While discussing a case that deals with a similar statute, counsel for the Coyotes explained, several times there is no “self-dealing” in this case. (Remember, 38-511 is affectionately referred to as the “self-serving statute.”)
Neither the judge nor Glendale disputed this. And, up to this point, there is no evidence that has been disclosed showing any type of “self-dealing” from former city attorney Craig Tindall or former assistant city manager Julie Frisoni.
That should make Tindall and Frisoni feel good but in the end it may not matter whether there was actual self-dealing or not.
Lastly, counsel for the Coyotes raised the waiver issue. This is the issue that the court of public opinion seems to have a problem with and it has to do with fairness. Many have asked how Glendale could back out of the agreement when it knew for at least two years that its former employees went to work for the Coyotes.
In fact, counsel stated “we are here about the new city council’s desire to renegotiate a contract that the old city council negotiated.”
Essentially because they don’t like the deal anymore. In other words, its not fair to wait this long, reap the benefits and then try to back out.
Glendale was ready for this argument and simply stated that the Coyotes were warned Glendale could use this statute to back out and it was specifically put into the agreement. Thus, the Coyotes assumed the risk this would happen.
The end result was that Judge Bergin ordered Glendale to pay the $3.75 million to the Coyotes. However, she ordered the Coyotes increase its bond to $1 million.

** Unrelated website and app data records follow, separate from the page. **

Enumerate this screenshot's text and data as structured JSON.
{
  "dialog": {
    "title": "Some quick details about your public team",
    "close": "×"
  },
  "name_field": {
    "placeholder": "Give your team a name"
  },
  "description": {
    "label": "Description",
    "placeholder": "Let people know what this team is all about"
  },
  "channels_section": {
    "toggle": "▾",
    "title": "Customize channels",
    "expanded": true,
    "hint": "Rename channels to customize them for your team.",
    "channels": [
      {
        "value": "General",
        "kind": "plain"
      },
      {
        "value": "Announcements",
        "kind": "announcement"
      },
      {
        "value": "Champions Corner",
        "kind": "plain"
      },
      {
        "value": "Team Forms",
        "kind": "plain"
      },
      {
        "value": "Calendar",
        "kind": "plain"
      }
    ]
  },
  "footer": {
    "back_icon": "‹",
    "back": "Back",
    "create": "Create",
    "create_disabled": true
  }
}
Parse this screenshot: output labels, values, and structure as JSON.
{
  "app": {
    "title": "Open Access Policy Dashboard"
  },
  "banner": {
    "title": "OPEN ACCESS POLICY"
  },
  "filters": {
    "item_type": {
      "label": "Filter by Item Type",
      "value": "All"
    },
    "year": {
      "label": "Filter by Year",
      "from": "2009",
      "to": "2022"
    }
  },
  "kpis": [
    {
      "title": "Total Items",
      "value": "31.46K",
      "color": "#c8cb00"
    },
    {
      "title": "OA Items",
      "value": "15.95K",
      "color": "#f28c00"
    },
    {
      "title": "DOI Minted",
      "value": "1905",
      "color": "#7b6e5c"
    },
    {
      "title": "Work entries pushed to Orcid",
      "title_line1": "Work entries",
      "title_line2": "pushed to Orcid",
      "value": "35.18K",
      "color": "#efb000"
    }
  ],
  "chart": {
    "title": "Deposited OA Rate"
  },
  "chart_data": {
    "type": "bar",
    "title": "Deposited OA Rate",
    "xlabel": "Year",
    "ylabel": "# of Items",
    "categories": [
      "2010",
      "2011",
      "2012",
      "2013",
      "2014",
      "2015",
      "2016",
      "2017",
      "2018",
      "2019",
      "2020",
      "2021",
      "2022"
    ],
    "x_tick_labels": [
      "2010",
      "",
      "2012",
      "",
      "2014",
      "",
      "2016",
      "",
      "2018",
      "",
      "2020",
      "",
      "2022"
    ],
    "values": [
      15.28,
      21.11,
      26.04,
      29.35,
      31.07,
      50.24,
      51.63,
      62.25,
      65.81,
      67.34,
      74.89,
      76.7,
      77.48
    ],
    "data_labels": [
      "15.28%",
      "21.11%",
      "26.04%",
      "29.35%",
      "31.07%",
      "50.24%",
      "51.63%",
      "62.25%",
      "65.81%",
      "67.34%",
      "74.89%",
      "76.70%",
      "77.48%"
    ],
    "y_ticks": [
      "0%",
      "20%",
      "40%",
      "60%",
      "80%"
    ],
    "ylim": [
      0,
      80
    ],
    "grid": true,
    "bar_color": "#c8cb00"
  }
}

What do I take away from this proceeding?
That the parties are not backing down, that each have a legal and factual basis to go forward and that the judge has a tough decision to make since there seems to be no other Arizona case that has had to deal with this law.
It will make for interesting courtroom argument and drama.